plentiful day's sport. There is no relationship to the family here,
however the close proximity of Barwon Park to many other Geelong
properties is of interest.
Visit Barwon Park
|| Grazing property owned by Alexander
Armstrong, nephew of Mary Ann Bell and Jean
Stewart. He retired to Toorak and the property was managed by Bob Bell
until its sale in the 1970's.
Old Killearnan and Burnswark were three Melbourne homes
belonging to either the Armstrongs or Lewis Bell's family. Certainly,
letters written by Betsy Armstrong come from the three houses; however one
(possibly Burnswark) was purchased to
enable Mary Ann Bell and the Bell children to live in Melbourne to attend school at Scotch
College or Presbyterian Ladies College. The older children originally
boarded in Melbourne, but this became too expensive as more of their children
reached school age.
Torresdale Road, Toorak.
Origins of the Name: It was possibly named after
the town, Killearnan, Rosshire, north of Inverness.
|Two children (the 13th and 15th children) of Lewis and Mary Ann Bell
were born here - Violet Lilias Bell (Va) on 10.05.1900, and Helen Howatson
Sutherland Bell (Duckie) on 27.01.1904.
In Annie Bell's WW1 diary,
many letters from the family, including from Granny Armstrong and Mrs.
written from this address.
Whether the connection to the name Killearnan is an Armstrong,
Sutherland or a Stewart one, is uncertain at present. An Armstrong or
Sutherland connection is the assumption, however many Stewarts hail from
these parts. Mary Ann Bell was an Armstrong; both her parents came the
area; but her sister Jean Armstrong married a different Rev. Alexander
Stewart from the above-mentioned Stewart.
Gunn of Killearnan by Dorice Nelson
Well-known and popular
ministers of the Church from the 1820's to 1850's lived in Rosshire.
Kennedy (1819-1884), a Highland divine, was the fourth son of John
Kennedy, minister of Killearnan.
- A Rev.
Alexander Stewart, (1794-1847) preached in the Rosshire area.

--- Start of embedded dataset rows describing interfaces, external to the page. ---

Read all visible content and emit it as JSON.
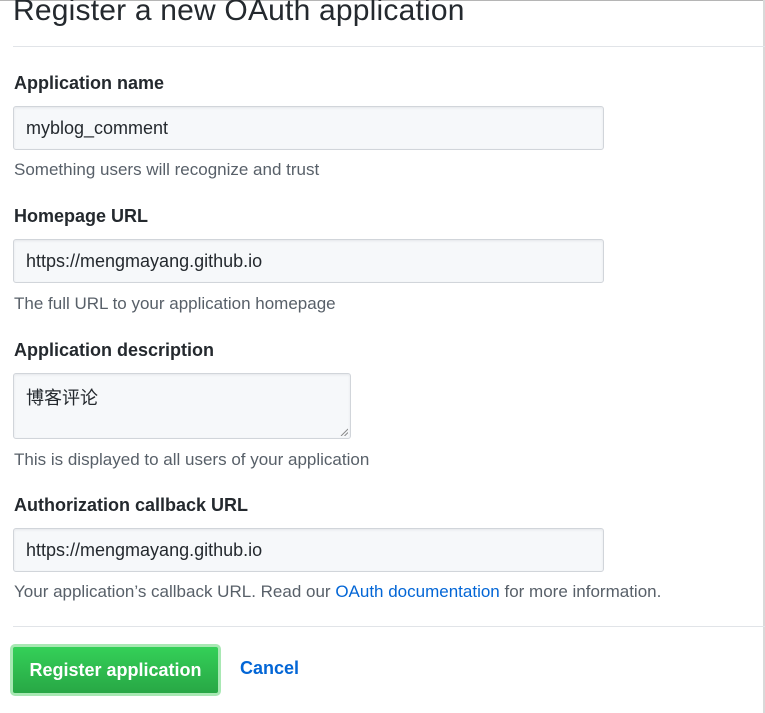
{
  "page_title": "Register a new OAuth application",
  "fields": {
    "app_name": {
      "label": "Application name",
      "value": "myblog_comment",
      "note": "Something users will recognize and trust"
    },
    "homepage_url": {
      "label": "Homepage URL",
      "value": "https://mengmayang.github.io",
      "note": "The full URL to your application homepage"
    },
    "description": {
      "label": "Application description",
      "value": "博客评论",
      "note": "This is displayed to all users of your application"
    },
    "callback_url": {
      "label": "Authorization callback URL",
      "value": "https://mengmayang.github.io",
      "note_before": "Your application’s callback URL. Read our ",
      "note_link": "OAuth documentation",
      "note_after": " for more information."
    }
  },
  "actions": {
    "register_label": "Register application",
    "cancel_label": "Cancel"
  },
  "colors": {
    "primary_green": "#28a745",
    "link_blue": "#0366d6"
  }
}
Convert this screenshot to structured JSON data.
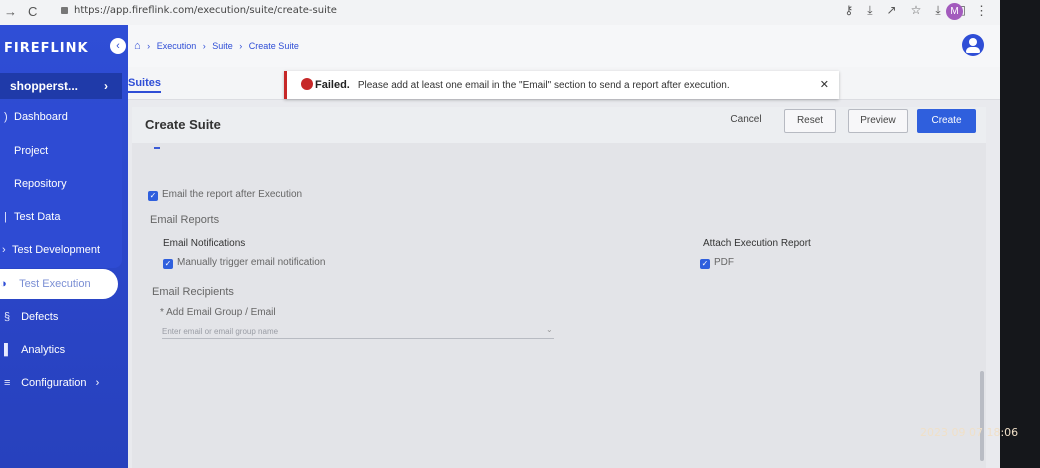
{
  "browser": {
    "url": "https://app.fireflink.com/execution/suite/create-suite",
    "profile_initial": "M"
  },
  "sidebar": {
    "brand": "FIREFLINK",
    "project": "shopperst...",
    "items": [
      {
        "label": "Dashboard",
        "icon": "dashboard-icon"
      },
      {
        "label": "Project",
        "icon": "project-icon"
      },
      {
        "label": "Repository",
        "icon": "repository-icon"
      },
      {
        "label": "Test Data",
        "icon": "test-data-icon"
      },
      {
        "label": "Test Development",
        "icon": "test-development-icon"
      },
      {
        "label": "Test Execution",
        "icon": "test-execution-icon"
      },
      {
        "label": "Defects",
        "icon": "bug-icon"
      },
      {
        "label": "Analytics",
        "icon": "analytics-icon"
      },
      {
        "label": "Configuration",
        "icon": "configuration-icon"
      }
    ]
  },
  "breadcrumb": {
    "items": [
      "Execution",
      "Suite",
      "Create Suite"
    ]
  },
  "tabs": {
    "suites": "Suites"
  },
  "toast": {
    "title": "Failed.",
    "message": "Please add at least one email in the \"Email\" section to send a report after execution."
  },
  "page": {
    "title": "Create Suite",
    "cancel": "Cancel",
    "reset": "Reset",
    "preview": "Preview",
    "create": "Create"
  },
  "form": {
    "email_report_checkbox": "Email the report after Execution",
    "email_reports_heading": "Email Reports",
    "email_notifications_heading": "Email Notifications",
    "manual_trigger": "Manually trigger email notification",
    "attach_heading": "Attach Execution Report",
    "pdf": "PDF",
    "recipients_heading": "Email Recipients",
    "add_group_label": "Add Email Group / Email",
    "required_mark": "*",
    "email_placeholder": "Enter email or email group name"
  },
  "overlay": {
    "timestamp": "2023  09  07 18:06"
  },
  "colors": {
    "accent": "#2f4ed6",
    "error": "#c62828"
  }
}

He was a
strong advocate of the Free Church of Scotland.
|Melbourne home of
Betsy Armstrong. The house had spires and a large ornate fountain, and

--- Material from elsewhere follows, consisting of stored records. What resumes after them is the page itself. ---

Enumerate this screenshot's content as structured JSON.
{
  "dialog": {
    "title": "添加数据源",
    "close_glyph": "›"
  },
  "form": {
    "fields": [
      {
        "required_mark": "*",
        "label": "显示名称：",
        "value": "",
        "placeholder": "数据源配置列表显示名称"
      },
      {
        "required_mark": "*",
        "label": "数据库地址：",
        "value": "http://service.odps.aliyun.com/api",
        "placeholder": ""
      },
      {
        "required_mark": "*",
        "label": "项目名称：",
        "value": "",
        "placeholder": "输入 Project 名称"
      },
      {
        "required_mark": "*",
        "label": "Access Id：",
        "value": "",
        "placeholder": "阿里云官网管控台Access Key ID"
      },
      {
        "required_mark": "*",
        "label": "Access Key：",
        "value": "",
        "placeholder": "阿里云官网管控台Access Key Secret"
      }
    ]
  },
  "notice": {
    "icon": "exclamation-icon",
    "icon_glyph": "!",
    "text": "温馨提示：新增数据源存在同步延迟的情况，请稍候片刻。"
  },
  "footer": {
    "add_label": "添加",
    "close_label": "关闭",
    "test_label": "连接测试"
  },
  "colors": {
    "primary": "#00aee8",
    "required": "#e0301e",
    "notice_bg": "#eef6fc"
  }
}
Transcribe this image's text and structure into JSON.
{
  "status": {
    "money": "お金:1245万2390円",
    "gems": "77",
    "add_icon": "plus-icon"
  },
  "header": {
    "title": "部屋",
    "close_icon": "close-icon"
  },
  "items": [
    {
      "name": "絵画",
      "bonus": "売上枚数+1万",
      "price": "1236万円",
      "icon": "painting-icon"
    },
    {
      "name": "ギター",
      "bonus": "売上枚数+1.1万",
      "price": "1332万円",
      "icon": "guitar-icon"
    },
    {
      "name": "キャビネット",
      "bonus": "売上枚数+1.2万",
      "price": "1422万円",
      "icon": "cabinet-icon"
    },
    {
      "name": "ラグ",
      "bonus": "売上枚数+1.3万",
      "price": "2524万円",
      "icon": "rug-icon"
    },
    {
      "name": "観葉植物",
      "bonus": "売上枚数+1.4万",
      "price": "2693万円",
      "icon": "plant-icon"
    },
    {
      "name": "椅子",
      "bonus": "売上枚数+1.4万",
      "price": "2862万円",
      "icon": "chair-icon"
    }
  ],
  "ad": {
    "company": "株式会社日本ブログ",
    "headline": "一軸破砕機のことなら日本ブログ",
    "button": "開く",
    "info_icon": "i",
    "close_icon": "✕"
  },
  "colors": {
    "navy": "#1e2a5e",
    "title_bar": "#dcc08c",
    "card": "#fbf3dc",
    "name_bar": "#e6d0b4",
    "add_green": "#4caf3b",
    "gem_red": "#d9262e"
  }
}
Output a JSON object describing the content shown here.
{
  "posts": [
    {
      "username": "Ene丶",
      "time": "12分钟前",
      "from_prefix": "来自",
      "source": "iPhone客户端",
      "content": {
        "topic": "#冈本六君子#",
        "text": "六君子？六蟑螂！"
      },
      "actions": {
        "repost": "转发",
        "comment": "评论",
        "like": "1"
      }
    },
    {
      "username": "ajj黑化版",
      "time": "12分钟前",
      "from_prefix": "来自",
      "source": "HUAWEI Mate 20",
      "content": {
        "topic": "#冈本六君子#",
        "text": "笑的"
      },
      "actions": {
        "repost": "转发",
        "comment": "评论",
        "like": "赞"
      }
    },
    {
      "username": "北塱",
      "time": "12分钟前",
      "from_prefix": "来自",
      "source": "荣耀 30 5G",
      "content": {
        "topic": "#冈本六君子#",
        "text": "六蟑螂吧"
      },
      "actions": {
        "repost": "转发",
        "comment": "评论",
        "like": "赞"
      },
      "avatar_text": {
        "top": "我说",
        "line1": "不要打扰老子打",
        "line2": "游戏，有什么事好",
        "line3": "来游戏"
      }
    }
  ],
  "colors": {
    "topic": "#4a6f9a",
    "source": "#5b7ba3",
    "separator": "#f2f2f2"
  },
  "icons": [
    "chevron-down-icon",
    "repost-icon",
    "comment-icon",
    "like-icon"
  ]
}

stone lions statuary. The picture
at left, shows Annie Bell sitting on the fountain
edge in 1919, after her return from WW1.

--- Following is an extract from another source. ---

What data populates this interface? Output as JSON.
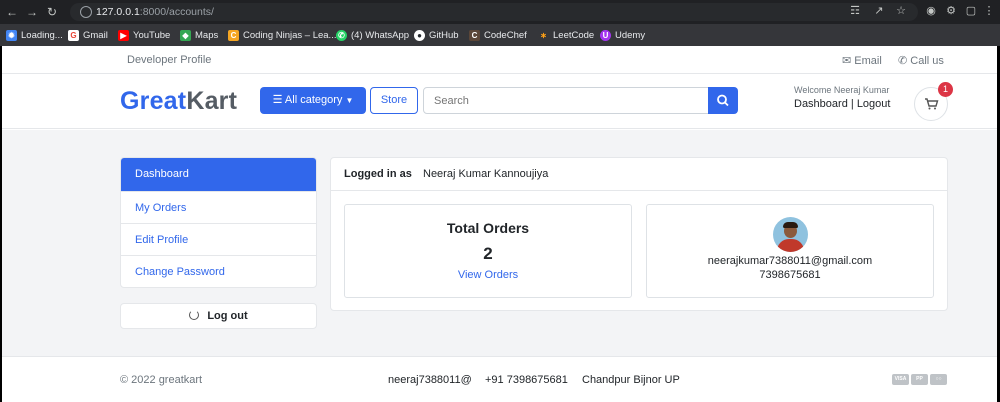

According to The Argus 7 December 1929, a property of 11 acres 3 roods was
auctioned - it surrounded the "fine old residence of Killearnan", and had
frontages to Thomas and Huntley Streets and Whitmuir Road, Bentleigh. It
also states that "the land could be subdivided into seventy desirable villa
9 Canterbury Road, Toorak, Melbourne
|. The house was named after Burnswark, the Iron Age hillfort (6th century BC) situated
close to the Dumfries properties of the Bell families. It was
possibly a Melbourne home of Betsy Armstrong (b.1837) mother of MaryAnn
Bell née Armstrong(b1861). It is uncertain when Mrs. Armstrong moved
to Melbourne from Leigh, where 7 of her 9 children
were born. She was still living at Burnswark after WW1. The house is not
It is presumed to be the house purchased so the Bell children could
attend schools in Melbourne without boarding.
Click here for more information and
pictures about the Melbourne homes.
Last updated 20 October 2008
Last updated 1 June 2008